> Task inputs:
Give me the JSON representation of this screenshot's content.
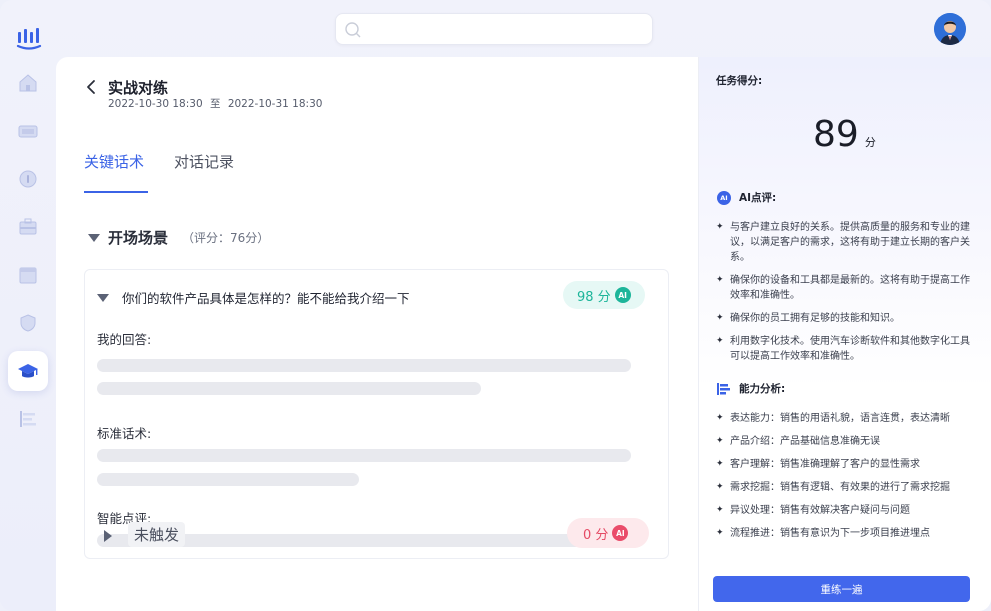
{
  "search": {
    "placeholder": ""
  },
  "sidebar": {
    "items": [
      {
        "icon": "home-icon"
      },
      {
        "icon": "video-icon"
      },
      {
        "icon": "compass-icon"
      },
      {
        "icon": "briefcase-icon"
      },
      {
        "icon": "calendar-icon"
      },
      {
        "icon": "shield-icon"
      },
      {
        "icon": "graduation-cap-icon",
        "active": true
      },
      {
        "icon": "bar-list-icon"
      }
    ]
  },
  "header": {
    "title": "实战对练",
    "date_start": "2022-10-30 18:30",
    "date_sep": "至",
    "date_end": "2022-10-31 18:30"
  },
  "tabs": [
    {
      "label": "关键话术",
      "active": true
    },
    {
      "label": "对话记录",
      "active": false
    }
  ],
  "section": {
    "title": "开场场景",
    "score_text": "（评分：76分）",
    "card": {
      "question": "你们的软件产品具体是怎样的？能不能给我介绍一下",
      "score": "98 分",
      "ai_label": "AI",
      "my_answer_label": "我的回答:",
      "standard_label": "标准话术:",
      "smart_comment_label": "智能点评:"
    }
  },
  "untriggered": {
    "label": "未触发",
    "score": "0 分",
    "ai_label": "AI"
  },
  "right_panel": {
    "task_score_label": "任务得分:",
    "score_value": "89",
    "score_unit": "分",
    "ai_comment_title": "AI点评:",
    "ai_comments": [
      "与客户建立良好的关系。提供高质量的服务和专业的建议，以满足客户的需求，这将有助于建立长期的客户关系。",
      "确保你的设备和工具都是最新的。这将有助于提高工作效率和准确性。",
      "确保你的员工拥有足够的技能和知识。",
      "利用数字化技术。使用汽车诊断软件和其他数字化工具可以提高工作效率和准确性。"
    ],
    "ability_title": "能力分析:",
    "abilities": [
      "表达能力：销售的用语礼貌，语言连贯，表达清晰",
      "产品介绍：产品基础信息准确无误",
      "客户理解：销售准确理解了客户的显性需求",
      "需求挖掘：销售有逻辑、有效果的进行了需求挖掘",
      "异议处理：销售有效解决客户疑问与问题",
      "流程推进：销售有意识为下一步项目推进埋点"
    ],
    "redo_button": "重练一遍"
  },
  "colors": {
    "accent": "#3b63e6",
    "success": "#1db59a",
    "danger": "#e54a64"
  }
}
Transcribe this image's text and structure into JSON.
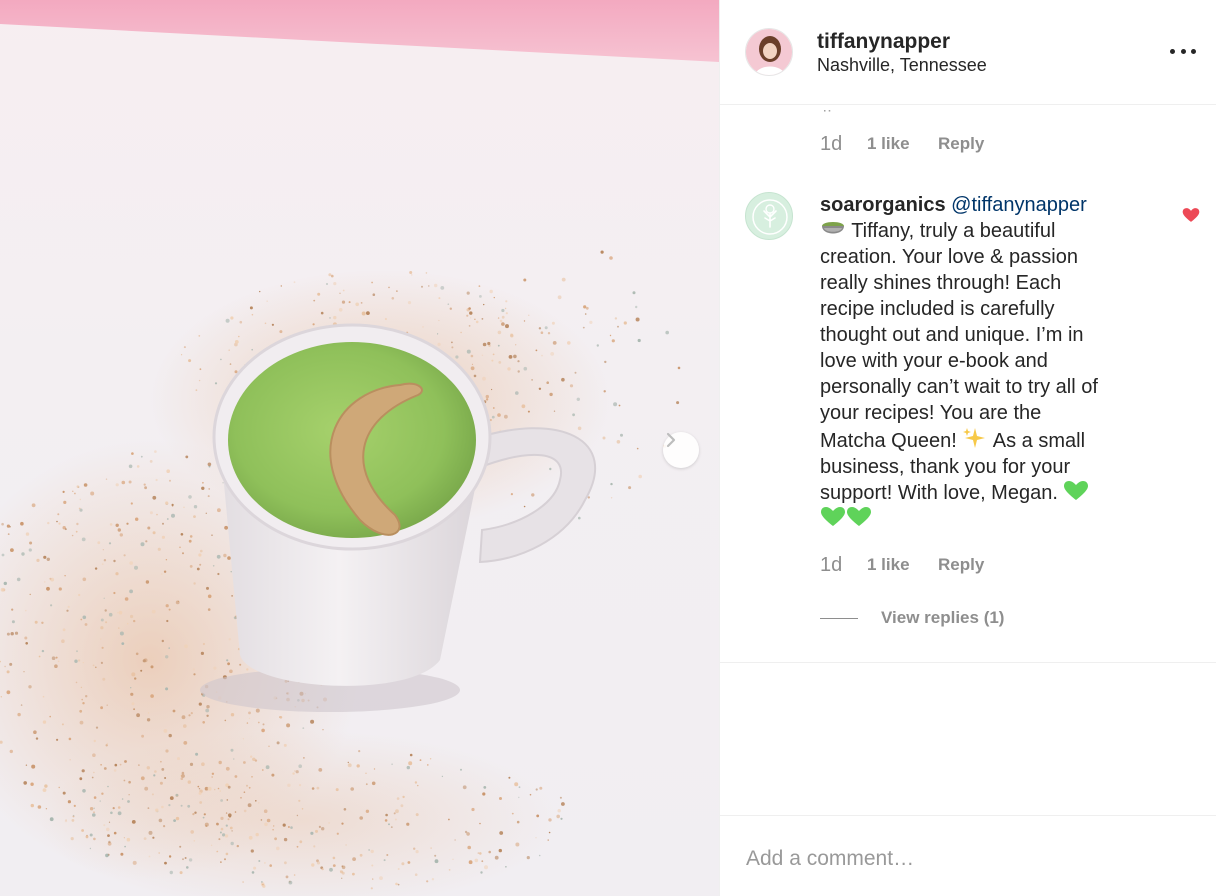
{
  "post": {
    "photo_icon": "matcha-latte-photo",
    "next_icon": "chevron-right-icon"
  },
  "header": {
    "username": "tiffanynapper",
    "location": "Nashville, Tennessee",
    "avatar_icon": "profile-avatar",
    "more_icon": "more-options-icon"
  },
  "comments": [
    {
      "time": "1d",
      "likes": "1 like",
      "reply": "Reply"
    },
    {
      "username": "soarorganics",
      "mention": "@tiffanynapper",
      "lines": [
        "Tiffany, truly a beautiful",
        "creation. Your love & passion",
        "really shines through! Each",
        "recipe included is carefully",
        "thought out and unique. I’m in",
        "love with your e-book and",
        "personally can’t wait to try all of",
        "your recipes! You are the",
        "Matcha Queen!",
        "As a small",
        "business, thank you for your",
        "support! With love, Megan."
      ],
      "time": "1d",
      "likes": "1 like",
      "reply": "Reply",
      "liked": true,
      "heart_color": "#ed4956",
      "view_replies": "View replies (1)"
    }
  ],
  "add_comment": {
    "placeholder": "Add a comment…"
  }
}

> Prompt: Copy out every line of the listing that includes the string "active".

> Answer for this exercise:
        "active": true
      "active": true
      "active": false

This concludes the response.